Provided records Start Marker
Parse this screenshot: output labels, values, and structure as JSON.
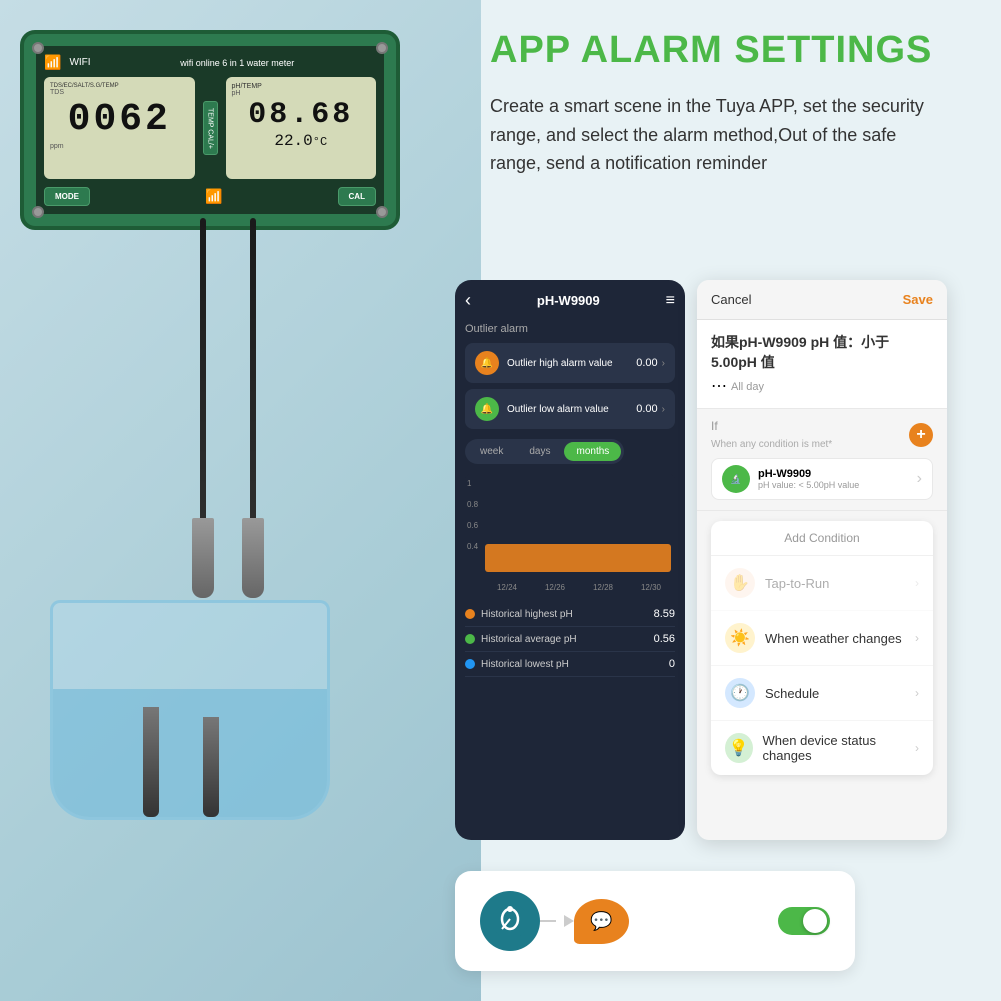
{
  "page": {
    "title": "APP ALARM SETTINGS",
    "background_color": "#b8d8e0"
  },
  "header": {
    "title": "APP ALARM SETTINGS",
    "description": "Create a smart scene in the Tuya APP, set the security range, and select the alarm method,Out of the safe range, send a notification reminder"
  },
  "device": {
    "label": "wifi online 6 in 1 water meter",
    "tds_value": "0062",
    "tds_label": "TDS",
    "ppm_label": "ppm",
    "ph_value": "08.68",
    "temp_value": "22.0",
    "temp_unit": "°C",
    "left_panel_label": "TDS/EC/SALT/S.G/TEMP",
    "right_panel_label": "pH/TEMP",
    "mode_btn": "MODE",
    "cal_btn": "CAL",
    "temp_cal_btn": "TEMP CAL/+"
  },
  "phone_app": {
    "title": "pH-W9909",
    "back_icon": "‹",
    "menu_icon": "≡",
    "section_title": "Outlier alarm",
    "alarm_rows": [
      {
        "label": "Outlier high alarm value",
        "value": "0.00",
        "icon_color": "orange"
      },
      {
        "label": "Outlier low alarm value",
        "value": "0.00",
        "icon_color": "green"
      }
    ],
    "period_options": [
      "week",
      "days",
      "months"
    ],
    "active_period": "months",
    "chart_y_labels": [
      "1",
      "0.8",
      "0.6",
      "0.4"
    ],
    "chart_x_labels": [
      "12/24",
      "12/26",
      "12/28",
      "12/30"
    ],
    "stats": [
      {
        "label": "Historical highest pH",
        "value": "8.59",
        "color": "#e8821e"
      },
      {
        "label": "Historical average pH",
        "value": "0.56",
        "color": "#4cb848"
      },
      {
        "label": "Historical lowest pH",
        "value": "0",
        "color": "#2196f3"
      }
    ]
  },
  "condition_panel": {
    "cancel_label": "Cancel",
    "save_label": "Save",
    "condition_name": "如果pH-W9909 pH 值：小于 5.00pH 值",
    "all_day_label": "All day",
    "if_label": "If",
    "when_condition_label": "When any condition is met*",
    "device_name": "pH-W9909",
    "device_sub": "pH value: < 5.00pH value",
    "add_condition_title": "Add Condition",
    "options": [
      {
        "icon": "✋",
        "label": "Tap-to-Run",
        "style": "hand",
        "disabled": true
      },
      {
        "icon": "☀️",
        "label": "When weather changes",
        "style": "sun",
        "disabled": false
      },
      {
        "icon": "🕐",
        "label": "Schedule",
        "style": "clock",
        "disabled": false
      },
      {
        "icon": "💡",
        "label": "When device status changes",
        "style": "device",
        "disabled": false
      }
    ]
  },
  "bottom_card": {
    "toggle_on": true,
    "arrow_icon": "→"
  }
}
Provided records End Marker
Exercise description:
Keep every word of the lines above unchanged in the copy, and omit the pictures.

Expected answer:
Parse this screenshot: output labels, values, and structure as JSON.
{
  "page": {
    "title": "APP ALARM SETTINGS",
    "background_color": "#b8d8e0"
  },
  "header": {
    "title": "APP ALARM SETTINGS",
    "description": "Create a smart scene in the Tuya APP, set the security range, and select the alarm method,Out of the safe range, send a notification reminder"
  },
  "device": {
    "label": "wifi online 6 in 1 water meter",
    "tds_value": "0062",
    "tds_label": "TDS",
    "ppm_label": "ppm",
    "ph_value": "08.68",
    "temp_value": "22.0",
    "temp_unit": "°C",
    "left_panel_label": "TDS/EC/SALT/S.G/TEMP",
    "right_panel_label": "pH/TEMP",
    "mode_btn": "MODE",
    "cal_btn": "CAL",
    "temp_cal_btn": "TEMP CAL/+"
  },
  "phone_app": {
    "title": "pH-W9909",
    "back_icon": "‹",
    "menu_icon": "≡",
    "section_title": "Outlier alarm",
    "alarm_rows": [
      {
        "label": "Outlier high alarm value",
        "value": "0.00",
        "icon_color": "orange"
      },
      {
        "label": "Outlier low alarm value",
        "value": "0.00",
        "icon_color": "green"
      }
    ],
    "period_options": [
      "week",
      "days",
      "months"
    ],
    "active_period": "months",
    "chart_y_labels": [
      "1",
      "0.8",
      "0.6",
      "0.4"
    ],
    "chart_x_labels": [
      "12/24",
      "12/26",
      "12/28",
      "12/30"
    ],
    "stats": [
      {
        "label": "Historical highest pH",
        "value": "8.59",
        "color": "#e8821e"
      },
      {
        "label": "Historical average pH",
        "value": "0.56",
        "color": "#4cb848"
      },
      {
        "label": "Historical lowest pH",
        "value": "0",
        "color": "#2196f3"
      }
    ]
  },
  "condition_panel": {
    "cancel_label": "Cancel",
    "save_label": "Save",
    "condition_name": "如果pH-W9909 pH 值：小于 5.00pH 值",
    "all_day_label": "All day",
    "if_label": "If",
    "when_condition_label": "When any condition is met*",
    "device_name": "pH-W9909",
    "device_sub": "pH value: < 5.00pH value",
    "add_condition_title": "Add Condition",
    "options": [
      {
        "icon": "✋",
        "label": "Tap-to-Run",
        "style": "hand",
        "disabled": true
      },
      {
        "icon": "☀️",
        "label": "When weather changes",
        "style": "sun",
        "disabled": false
      },
      {
        "icon": "🕐",
        "label": "Schedule",
        "style": "clock",
        "disabled": false
      },
      {
        "icon": "💡",
        "label": "When device status changes",
        "style": "device",
        "disabled": false
      }
    ]
  },
  "bottom_card": {
    "toggle_on": true,
    "arrow_icon": "→"
  }
}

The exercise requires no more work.